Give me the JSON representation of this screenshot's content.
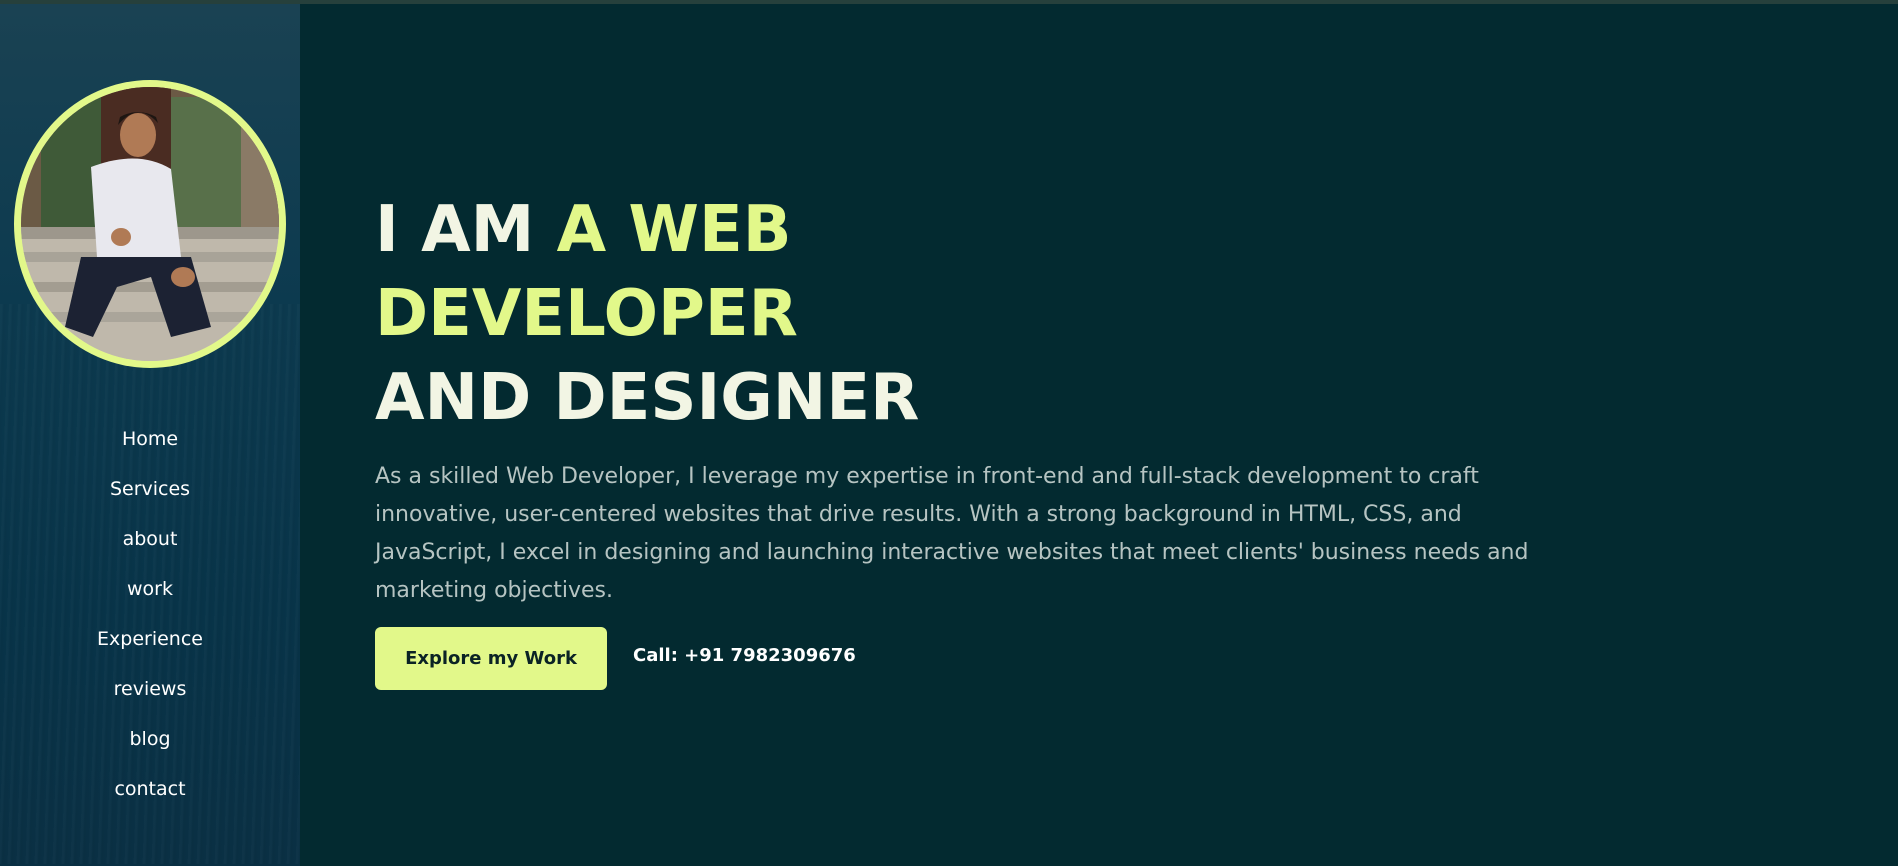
{
  "sidebar": {
    "items": [
      {
        "label": "Home"
      },
      {
        "label": "Services"
      },
      {
        "label": "about"
      },
      {
        "label": "work"
      },
      {
        "label": "Experience"
      },
      {
        "label": "reviews"
      },
      {
        "label": "blog"
      },
      {
        "label": "contact"
      }
    ]
  },
  "hero": {
    "headline_part1": "I AM ",
    "headline_accent_1": "A WEB",
    "headline_accent_2": "DEVELOPER",
    "headline_part3": "AND DESIGNER",
    "description": "As a skilled Web Developer, I leverage my expertise in front-end and full-stack development to craft innovative, user-centered websites that drive results. With a strong background in HTML, CSS, and JavaScript, I excel in designing and launching interactive websites that meet clients' business needs and marketing objectives.",
    "cta_label": "Explore my Work",
    "call_label": "Call: +91 7982309676"
  },
  "colors": {
    "accent": "#e2f88a",
    "background": "#032a30",
    "sidebar": "#0c3a4f"
  }
}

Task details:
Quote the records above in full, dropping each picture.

Exercise output:
Give me the JSON representation of this screenshot's content.
{
  "sidebar": {
    "items": [
      {
        "label": "Home"
      },
      {
        "label": "Services"
      },
      {
        "label": "about"
      },
      {
        "label": "work"
      },
      {
        "label": "Experience"
      },
      {
        "label": "reviews"
      },
      {
        "label": "blog"
      },
      {
        "label": "contact"
      }
    ]
  },
  "hero": {
    "headline_part1": "I AM ",
    "headline_accent_1": "A WEB",
    "headline_accent_2": "DEVELOPER",
    "headline_part3": "AND DESIGNER",
    "description": "As a skilled Web Developer, I leverage my expertise in front-end and full-stack development to craft innovative, user-centered websites that drive results. With a strong background in HTML, CSS, and JavaScript, I excel in designing and launching interactive websites that meet clients' business needs and marketing objectives.",
    "cta_label": "Explore my Work",
    "call_label": "Call: +91 7982309676"
  },
  "colors": {
    "accent": "#e2f88a",
    "background": "#032a30",
    "sidebar": "#0c3a4f"
  }
}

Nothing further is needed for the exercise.